### YOUR INSTRUCTIONS
With nothing added or dropped, copy the data that follows exactly.

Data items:
▶
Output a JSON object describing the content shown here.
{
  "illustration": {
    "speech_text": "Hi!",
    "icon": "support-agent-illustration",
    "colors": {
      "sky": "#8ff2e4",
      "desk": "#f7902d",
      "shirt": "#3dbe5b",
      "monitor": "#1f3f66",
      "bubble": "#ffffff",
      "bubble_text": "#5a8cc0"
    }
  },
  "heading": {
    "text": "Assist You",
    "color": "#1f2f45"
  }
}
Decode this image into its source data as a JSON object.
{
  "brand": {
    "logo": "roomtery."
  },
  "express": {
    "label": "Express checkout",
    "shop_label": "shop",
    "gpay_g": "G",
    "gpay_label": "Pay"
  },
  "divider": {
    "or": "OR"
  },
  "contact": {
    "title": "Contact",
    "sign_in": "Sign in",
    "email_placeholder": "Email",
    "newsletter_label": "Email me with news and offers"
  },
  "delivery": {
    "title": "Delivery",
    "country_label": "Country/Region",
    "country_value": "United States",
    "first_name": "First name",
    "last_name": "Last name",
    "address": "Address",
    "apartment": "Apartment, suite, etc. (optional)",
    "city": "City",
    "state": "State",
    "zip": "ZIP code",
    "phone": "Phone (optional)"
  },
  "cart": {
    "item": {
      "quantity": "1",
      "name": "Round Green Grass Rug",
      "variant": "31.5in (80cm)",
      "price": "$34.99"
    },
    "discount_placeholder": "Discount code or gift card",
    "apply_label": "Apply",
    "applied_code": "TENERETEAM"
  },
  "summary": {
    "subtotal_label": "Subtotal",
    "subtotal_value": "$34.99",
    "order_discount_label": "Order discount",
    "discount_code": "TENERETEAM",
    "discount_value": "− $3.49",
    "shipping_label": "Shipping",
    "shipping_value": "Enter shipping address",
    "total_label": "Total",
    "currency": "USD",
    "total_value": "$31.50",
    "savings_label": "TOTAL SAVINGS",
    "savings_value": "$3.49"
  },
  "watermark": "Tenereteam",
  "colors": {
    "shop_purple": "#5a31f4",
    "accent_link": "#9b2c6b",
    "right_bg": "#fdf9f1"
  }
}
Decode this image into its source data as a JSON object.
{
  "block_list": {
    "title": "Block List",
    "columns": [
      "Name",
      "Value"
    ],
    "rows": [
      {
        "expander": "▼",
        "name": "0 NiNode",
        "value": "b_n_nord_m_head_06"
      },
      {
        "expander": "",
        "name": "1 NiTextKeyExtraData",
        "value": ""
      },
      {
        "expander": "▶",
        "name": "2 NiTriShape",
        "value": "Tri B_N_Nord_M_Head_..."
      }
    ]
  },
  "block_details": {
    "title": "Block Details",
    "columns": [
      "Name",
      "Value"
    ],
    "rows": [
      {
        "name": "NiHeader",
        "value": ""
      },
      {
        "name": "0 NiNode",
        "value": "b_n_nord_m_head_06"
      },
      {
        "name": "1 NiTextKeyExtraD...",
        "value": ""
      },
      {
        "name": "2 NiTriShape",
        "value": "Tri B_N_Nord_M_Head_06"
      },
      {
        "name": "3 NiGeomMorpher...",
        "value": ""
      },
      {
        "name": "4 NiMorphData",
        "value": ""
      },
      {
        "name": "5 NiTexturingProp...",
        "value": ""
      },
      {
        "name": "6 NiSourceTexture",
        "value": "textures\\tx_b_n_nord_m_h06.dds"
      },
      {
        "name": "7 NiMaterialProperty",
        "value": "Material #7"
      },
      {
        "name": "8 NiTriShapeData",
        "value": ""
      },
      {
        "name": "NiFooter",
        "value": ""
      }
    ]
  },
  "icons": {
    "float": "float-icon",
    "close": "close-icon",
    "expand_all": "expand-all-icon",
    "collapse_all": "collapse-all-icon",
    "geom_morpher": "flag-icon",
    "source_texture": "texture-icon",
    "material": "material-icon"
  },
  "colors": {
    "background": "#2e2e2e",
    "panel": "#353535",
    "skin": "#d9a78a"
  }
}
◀
### REPLY
Output a JSON object describing the content shown here.
{
  "illustration": {
    "speech_text": "Hi!",
    "icon": "support-agent-illustration",
    "colors": {
      "sky": "#8ff2e4",
      "desk": "#f7902d",
      "shirt": "#3dbe5b",
      "monitor": "#1f3f66",
      "bubble": "#ffffff",
      "bubble_text": "#5a8cc0"
    }
  },
  "heading": {
    "text": "Assist You",
    "color": "#1f2f45"
  }
}
Decode this image into its source data as a JSON object.
{
  "brand": {
    "logo": "roomtery."
  },
  "express": {
    "label": "Express checkout",
    "shop_label": "shop",
    "gpay_g": "G",
    "gpay_label": "Pay"
  },
  "divider": {
    "or": "OR"
  },
  "contact": {
    "title": "Contact",
    "sign_in": "Sign in",
    "email_placeholder": "Email",
    "newsletter_label": "Email me with news and offers"
  },
  "delivery": {
    "title": "Delivery",
    "country_label": "Country/Region",
    "country_value": "United States",
    "first_name": "First name",
    "last_name": "Last name",
    "address": "Address",
    "apartment": "Apartment, suite, etc. (optional)",
    "city": "City",
    "state": "State",
    "zip": "ZIP code",
    "phone": "Phone (optional)"
  },
  "cart": {
    "item": {
      "quantity": "1",
      "name": "Round Green Grass Rug",
      "variant": "31.5in (80cm)",
      "price": "$34.99"
    },
    "discount_placeholder": "Discount code or gift card",
    "apply_label": "Apply",
    "applied_code": "TENERETEAM"
  },
  "summary": {
    "subtotal_label": "Subtotal",
    "subtotal_value": "$34.99",
    "order_discount_label": "Order discount",
    "discount_code": "TENERETEAM",
    "discount_value": "− $3.49",
    "shipping_label": "Shipping",
    "shipping_value": "Enter shipping address",
    "total_label": "Total",
    "currency": "USD",
    "total_value": "$31.50",
    "savings_label": "TOTAL SAVINGS",
    "savings_value": "$3.49"
  },
  "watermark": "Tenereteam",
  "colors": {
    "shop_purple": "#5a31f4",
    "accent_link": "#9b2c6b",
    "right_bg": "#fdf9f1"
  }
}
Decode this image into its source data as a JSON object.
{
  "block_list": {
    "title": "Block List",
    "columns": [
      "Name",
      "Value"
    ],
    "rows": [
      {
        "expander": "▼",
        "name": "0 NiNode",
        "value": "b_n_nord_m_head_06"
      },
      {
        "expander": "",
        "name": "1 NiTextKeyExtraData",
        "value": ""
      },
      {
        "expander": "▶",
        "name": "2 NiTriShape",
        "value": "Tri B_N_Nord_M_Head_..."
      }
    ]
  },
  "block_details": {
    "title": "Block Details",
    "columns": [
      "Name",
      "Value"
    ],
    "rows": [
      {
        "name": "NiHeader",
        "value": ""
      },
      {
        "name": "0 NiNode",
        "value": "b_n_nord_m_head_06"
      },
      {
        "name": "1 NiTextKeyExtraD...",
        "value": ""
      },
      {
        "name": "2 NiTriShape",
        "value": "Tri B_N_Nord_M_Head_06"
      },
      {
        "name": "3 NiGeomMorpher...",
        "value": ""
      },
      {
        "name": "4 NiMorphData",
        "value": ""
      },
      {
        "name": "5 NiTexturingProp...",
        "value": ""
      },
      {
        "name": "6 NiSourceTexture",
        "value": "textures\\tx_b_n_nord_m_h06.dds"
      },
      {
        "name": "7 NiMaterialProperty",
        "value": "Material #7"
      },
      {
        "name": "8 NiTriShapeData",
        "value": ""
      },
      {
        "name": "NiFooter",
        "value": ""
      }
    ]
  },
  "icons": {
    "float": "float-icon",
    "close": "close-icon",
    "expand_all": "expand-all-icon",
    "collapse_all": "collapse-all-icon",
    "geom_morpher": "flag-icon",
    "source_texture": "texture-icon",
    "material": "material-icon"
  },
  "colors": {
    "background": "#2e2e2e",
    "panel": "#353535",
    "skin": "#d9a78a"
  }
}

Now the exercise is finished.